That's a recommendation seconded by LaMay Axton, who urges parents to "be a voice for your child, and to understand the signs and symptoms. You may have to be forceful when you interact with healthcare professionals, since you know your child — and when something is wrong with them — better than anyone else."
LaMay has taken her advocacy around AFM to discussions with officials and researchers at both the CDC and National Institutes of Health, and she’ll continue to work with them this year. Along with other parents and doctors, she has criticized the CDC's tardiness in tackling AFM and not welcoming useful data from families affected by the disease.
"Now the national effort is moving in the right direction, and I'm so impressed with the outreach from the California Department of Health," she says. "They've set an example and have brought such value to the community across the board."
Here's the department's resource page, with links to other valuable information, along with names, emails, and phone numbers.
Where social media fills gaps about AFM
Social media efforts have connected parents of kids with AFM to resources when national associations, medical institutions, and other networks have fallen short.
In her piece “Social Media in the Age in of the New Polio,” published in the New England Journal of Medicine, Riley Bove, M.D., assistant professor of neurology at the University of California, San Francisco, and a parent of a child with AFM, describes social media’s role in helping parents get access to and leverage critical information.

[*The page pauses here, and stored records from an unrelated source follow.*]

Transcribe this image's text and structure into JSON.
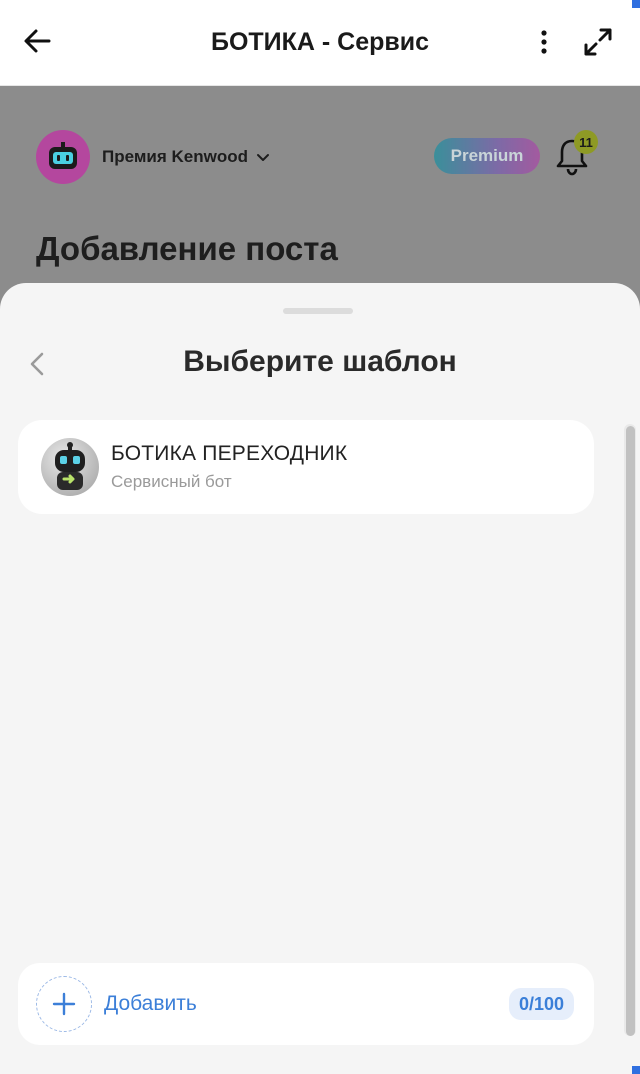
{
  "topbar": {
    "title": "БОТИКА - Сервис",
    "back_icon": "arrow-left-icon",
    "more_icon": "more-vertical-icon",
    "expand_icon": "expand-icon"
  },
  "background_screen": {
    "account_name": "Премия Kenwood",
    "premium_label": "Premium",
    "notifications_count": "11",
    "page_heading": "Добавление поста"
  },
  "sheet": {
    "title": "Выберите шаблон",
    "templates": [
      {
        "name": "БОТИКА ПЕРЕХОДНИК",
        "subtitle": "Сервисный бот"
      }
    ],
    "add_label": "Добавить",
    "counter": "0/100"
  },
  "colors": {
    "accent_blue": "#3c7fd8",
    "premium_gradient_start": "#3a8f9a",
    "premium_gradient_end": "#a35a9f",
    "badge": "#8e9a25"
  }
}
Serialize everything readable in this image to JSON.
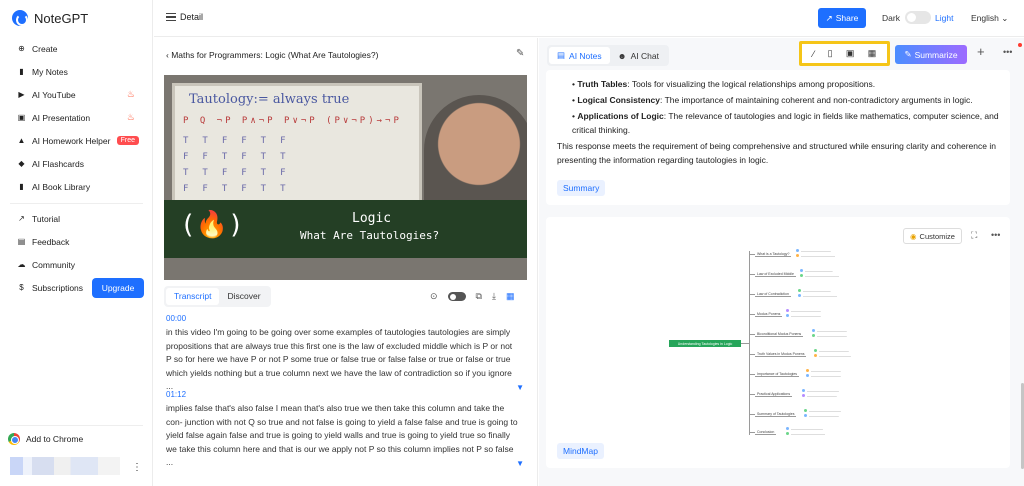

Social moderators have become, in essence, physician assistants, disseminating important information to parents in the group.
“They not only facilitate member entry, social cohesion, and dissemination of information about external resources (e.g., clinical trials or CDC case reporting),” Bove explains in the article, “but also seek pathways through which knowledge can flow back to medical professionals.”
As an example, she mentions a partnership with AFM specialists that developed as a Facebook group, where parents‘ working groups are led by healthcare providers. “Moderators have supported several initiatives to create ‘working knowledge’ through data repositories, using data from consenting members only, that will expand AFM case ascertainment and data generation,” she explains.
With any illness, know what you’re dealing with
Information is what any parent with AFM is after, whether it be through a support group, medical center, or social media network.
"Always remember, more knowledge is power," LaMay says.
In terms of prevention, the CDC reminds everyone to observe vigilant and correct hand washing — just as you would during cold and flu season —keep vaccinations current, and use insect repellent to help prevent mosquito bites because mosquitos could carry and spread the viruses that may cause AFM.
HealthCentral extra: Here's a YouTube video of LaMay discussing AFM.
See more helpful articles:
CDC Reports Increase in Polio-Like Illness, Mostly in Kids
Polio Vaccine Celebrated: April 12, 1955
What Is Gastroparesis?